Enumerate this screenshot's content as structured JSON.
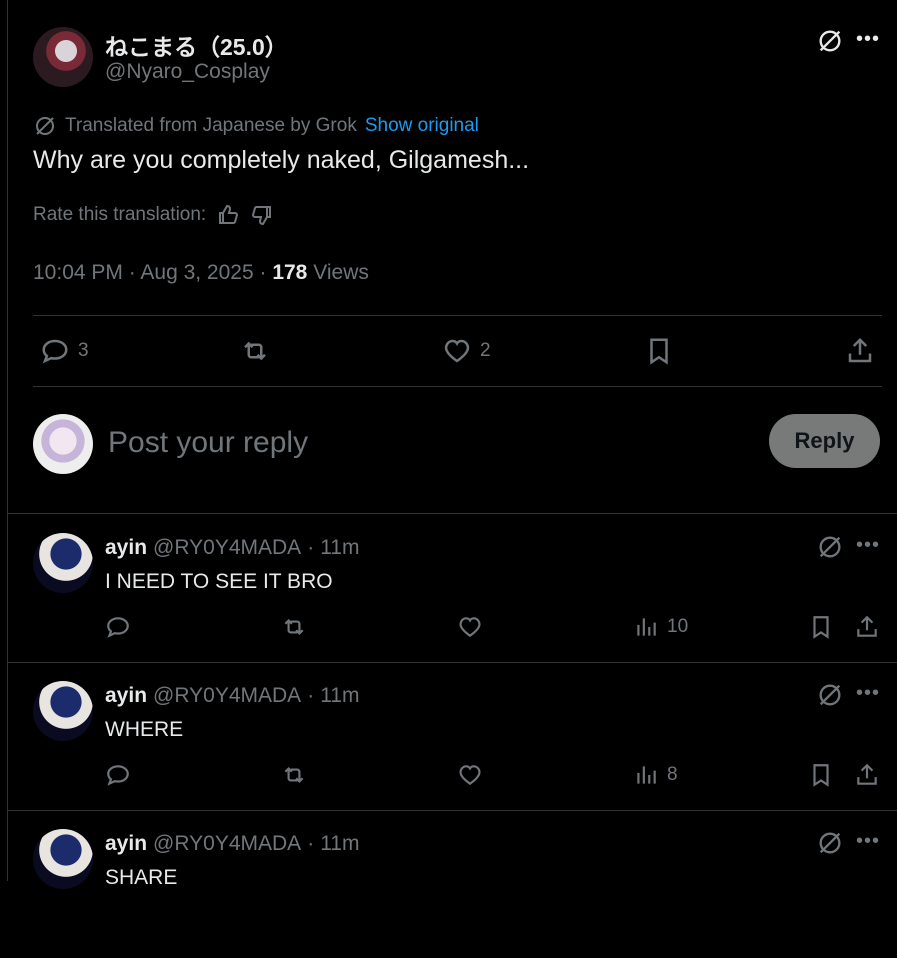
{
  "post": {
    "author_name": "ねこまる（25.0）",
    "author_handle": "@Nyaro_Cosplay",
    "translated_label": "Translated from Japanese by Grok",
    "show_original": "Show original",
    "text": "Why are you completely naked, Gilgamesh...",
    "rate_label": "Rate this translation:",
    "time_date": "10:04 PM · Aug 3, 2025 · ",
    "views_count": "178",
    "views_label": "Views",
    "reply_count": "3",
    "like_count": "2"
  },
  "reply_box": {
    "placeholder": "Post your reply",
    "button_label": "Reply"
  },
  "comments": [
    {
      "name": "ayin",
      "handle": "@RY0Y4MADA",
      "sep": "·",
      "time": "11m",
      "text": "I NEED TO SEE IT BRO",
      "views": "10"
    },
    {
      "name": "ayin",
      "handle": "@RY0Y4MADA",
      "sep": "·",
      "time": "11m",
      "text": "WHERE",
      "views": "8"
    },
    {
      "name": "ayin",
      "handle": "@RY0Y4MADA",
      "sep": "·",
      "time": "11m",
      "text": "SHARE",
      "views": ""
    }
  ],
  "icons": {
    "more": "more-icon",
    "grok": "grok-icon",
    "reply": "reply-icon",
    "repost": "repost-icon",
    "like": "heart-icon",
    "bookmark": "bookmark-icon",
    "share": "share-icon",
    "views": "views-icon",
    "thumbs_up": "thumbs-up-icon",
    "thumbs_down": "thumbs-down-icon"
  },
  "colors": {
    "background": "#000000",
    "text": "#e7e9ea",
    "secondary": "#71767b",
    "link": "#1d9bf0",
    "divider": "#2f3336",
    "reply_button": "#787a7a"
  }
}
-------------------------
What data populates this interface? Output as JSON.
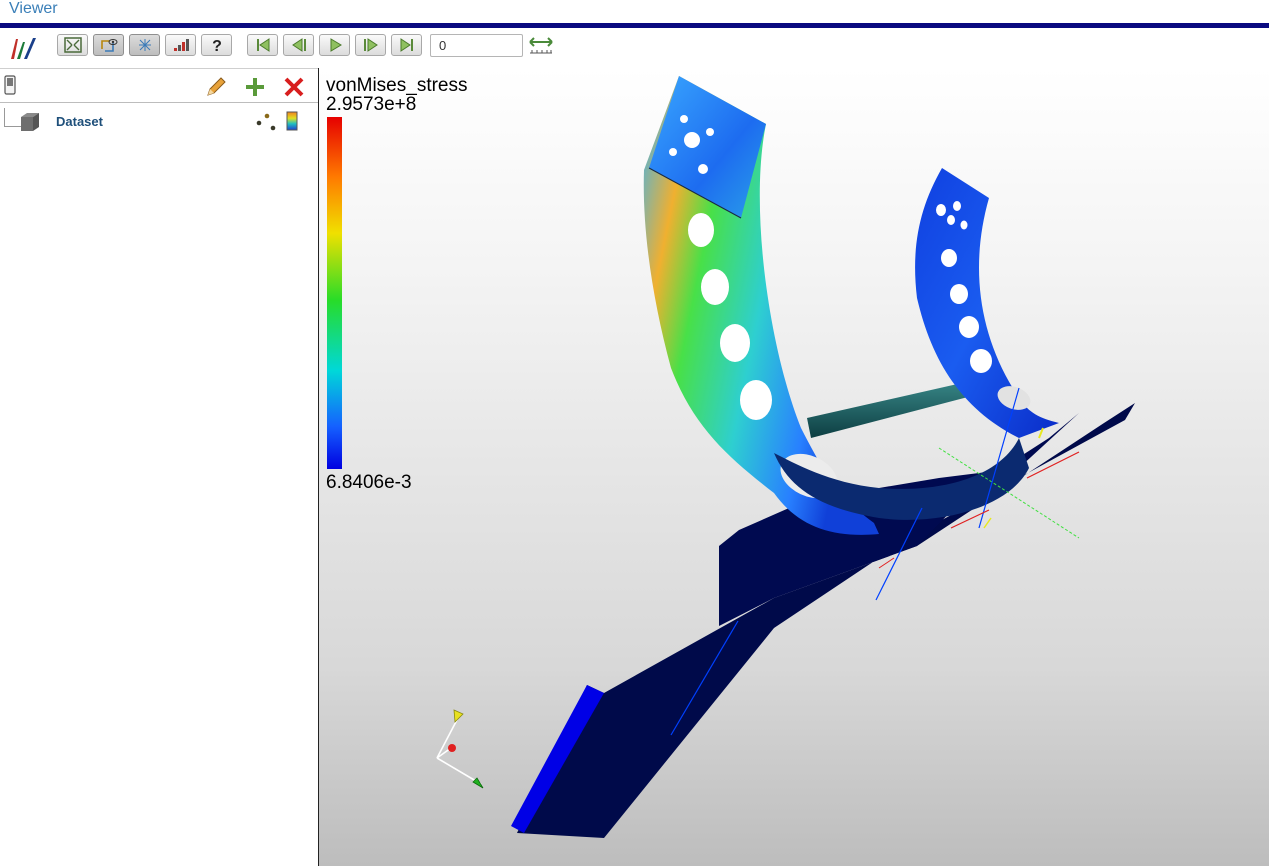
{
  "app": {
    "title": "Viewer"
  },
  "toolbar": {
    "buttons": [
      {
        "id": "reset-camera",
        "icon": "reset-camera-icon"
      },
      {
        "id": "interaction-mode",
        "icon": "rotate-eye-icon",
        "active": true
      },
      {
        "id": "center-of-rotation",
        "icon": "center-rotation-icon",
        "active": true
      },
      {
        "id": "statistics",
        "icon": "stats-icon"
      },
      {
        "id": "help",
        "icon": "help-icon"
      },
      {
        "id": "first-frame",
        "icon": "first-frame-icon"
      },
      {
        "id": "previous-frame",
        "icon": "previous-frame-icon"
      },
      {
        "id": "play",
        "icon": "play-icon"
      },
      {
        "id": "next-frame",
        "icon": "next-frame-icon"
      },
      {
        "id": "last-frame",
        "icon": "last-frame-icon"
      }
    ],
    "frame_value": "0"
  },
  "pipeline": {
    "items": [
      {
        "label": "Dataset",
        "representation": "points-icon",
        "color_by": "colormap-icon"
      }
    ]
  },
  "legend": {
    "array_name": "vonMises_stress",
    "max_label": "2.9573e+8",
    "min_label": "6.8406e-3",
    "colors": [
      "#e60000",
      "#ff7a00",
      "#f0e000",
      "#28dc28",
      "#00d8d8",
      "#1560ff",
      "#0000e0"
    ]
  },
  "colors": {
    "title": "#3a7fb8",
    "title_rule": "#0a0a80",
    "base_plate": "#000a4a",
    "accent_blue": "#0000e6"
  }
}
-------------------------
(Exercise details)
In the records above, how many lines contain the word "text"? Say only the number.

(Finished task)
5